▶ WORK INSTRUCTION:
Write out, precisely and in full, each line of the material.

▶ PROVIDED DATA:

——————————

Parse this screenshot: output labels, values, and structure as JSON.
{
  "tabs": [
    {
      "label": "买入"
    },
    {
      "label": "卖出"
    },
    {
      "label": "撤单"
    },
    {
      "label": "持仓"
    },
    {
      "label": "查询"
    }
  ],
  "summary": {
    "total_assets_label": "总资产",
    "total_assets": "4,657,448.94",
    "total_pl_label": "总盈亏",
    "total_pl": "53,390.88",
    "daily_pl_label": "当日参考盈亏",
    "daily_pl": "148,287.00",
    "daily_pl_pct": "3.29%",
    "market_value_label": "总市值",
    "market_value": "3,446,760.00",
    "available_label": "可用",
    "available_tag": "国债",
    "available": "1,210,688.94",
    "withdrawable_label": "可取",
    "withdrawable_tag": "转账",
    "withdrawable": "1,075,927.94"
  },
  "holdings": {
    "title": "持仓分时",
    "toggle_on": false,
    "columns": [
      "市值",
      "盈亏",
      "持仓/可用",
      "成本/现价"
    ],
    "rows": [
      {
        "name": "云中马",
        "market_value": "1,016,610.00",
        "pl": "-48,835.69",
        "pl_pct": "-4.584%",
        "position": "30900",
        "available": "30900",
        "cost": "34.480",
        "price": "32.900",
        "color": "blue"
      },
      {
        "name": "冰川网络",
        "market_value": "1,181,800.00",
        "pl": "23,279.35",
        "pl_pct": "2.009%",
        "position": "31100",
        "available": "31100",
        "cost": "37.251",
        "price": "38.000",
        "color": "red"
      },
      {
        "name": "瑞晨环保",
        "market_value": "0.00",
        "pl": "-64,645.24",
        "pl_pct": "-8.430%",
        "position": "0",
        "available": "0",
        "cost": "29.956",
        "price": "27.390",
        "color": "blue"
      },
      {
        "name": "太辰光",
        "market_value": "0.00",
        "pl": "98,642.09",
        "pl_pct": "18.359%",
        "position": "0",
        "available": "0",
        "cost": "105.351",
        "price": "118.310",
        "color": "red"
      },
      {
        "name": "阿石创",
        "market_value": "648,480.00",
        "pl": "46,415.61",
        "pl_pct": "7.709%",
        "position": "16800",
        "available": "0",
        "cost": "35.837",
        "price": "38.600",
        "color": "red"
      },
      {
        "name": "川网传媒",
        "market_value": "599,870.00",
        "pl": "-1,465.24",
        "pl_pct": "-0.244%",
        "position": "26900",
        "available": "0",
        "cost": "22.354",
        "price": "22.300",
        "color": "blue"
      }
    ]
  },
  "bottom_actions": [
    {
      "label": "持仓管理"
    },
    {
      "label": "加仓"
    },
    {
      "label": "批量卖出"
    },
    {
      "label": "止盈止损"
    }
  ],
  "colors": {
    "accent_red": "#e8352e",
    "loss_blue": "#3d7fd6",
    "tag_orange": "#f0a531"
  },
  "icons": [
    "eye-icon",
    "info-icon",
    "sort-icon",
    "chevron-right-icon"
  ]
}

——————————

▶ EXERCISE RESPONSE:
Parse this screenshot: output labels, values, and structure as JSON.
{
  "tabs": [
    {
      "label": "买入"
    },
    {
      "label": "卖出"
    },
    {
      "label": "撤单"
    },
    {
      "label": "持仓"
    },
    {
      "label": "查询"
    }
  ],
  "summary": {
    "total_assets_label": "总资产",
    "total_assets": "4,657,448.94",
    "total_pl_label": "总盈亏",
    "total_pl": "53,390.88",
    "daily_pl_label": "当日参考盈亏",
    "daily_pl": "148,287.00",
    "daily_pl_pct": "3.29%",
    "market_value_label": "总市值",
    "market_value": "3,446,760.00",
    "available_label": "可用",
    "available_tag": "国债",
    "available": "1,210,688.94",
    "withdrawable_label": "可取",
    "withdrawable_tag": "转账",
    "withdrawable": "1,075,927.94"
  },
  "holdings": {
    "title": "持仓分时",
    "toggle_on": false,
    "columns": [
      "市值",
      "盈亏",
      "持仓/可用",
      "成本/现价"
    ],
    "rows": [
      {
        "name": "云中马",
        "market_value": "1,016,610.00",
        "pl": "-48,835.69",
        "pl_pct": "-4.584%",
        "position": "30900",
        "available": "30900",
        "cost": "34.480",
        "price": "32.900",
        "color": "blue"
      },
      {
        "name": "冰川网络",
        "market_value": "1,181,800.00",
        "pl": "23,279.35",
        "pl_pct": "2.009%",
        "position": "31100",
        "available": "31100",
        "cost": "37.251",
        "price": "38.000",
        "color": "red"
      },
      {
        "name": "瑞晨环保",
        "market_value": "0.00",
        "pl": "-64,645.24",
        "pl_pct": "-8.430%",
        "position": "0",
        "available": "0",
        "cost": "29.956",
        "price": "27.390",
        "color": "blue"
      },
      {
        "name": "太辰光",
        "market_value": "0.00",
        "pl": "98,642.09",
        "pl_pct": "18.359%",
        "position": "0",
        "available": "0",
        "cost": "105.351",
        "price": "118.310",
        "color": "red"
      },
      {
        "name": "阿石创",
        "market_value": "648,480.00",
        "pl": "46,415.61",
        "pl_pct": "7.709%",
        "position": "16800",
        "available": "0",
        "cost": "35.837",
        "price": "38.600",
        "color": "red"
      },
      {
        "name": "川网传媒",
        "market_value": "599,870.00",
        "pl": "-1,465.24",
        "pl_pct": "-0.244%",
        "position": "26900",
        "available": "0",
        "cost": "22.354",
        "price": "22.300",
        "color": "blue"
      }
    ]
  },
  "bottom_actions": [
    {
      "label": "持仓管理"
    },
    {
      "label": "加仓"
    },
    {
      "label": "批量卖出"
    },
    {
      "label": "止盈止损"
    }
  ],
  "colors": {
    "accent_red": "#e8352e",
    "loss_blue": "#3d7fd6",
    "tag_orange": "#f0a531"
  },
  "icons": [
    "eye-icon",
    "info-icon",
    "sort-icon",
    "chevron-right-icon"
  ]
}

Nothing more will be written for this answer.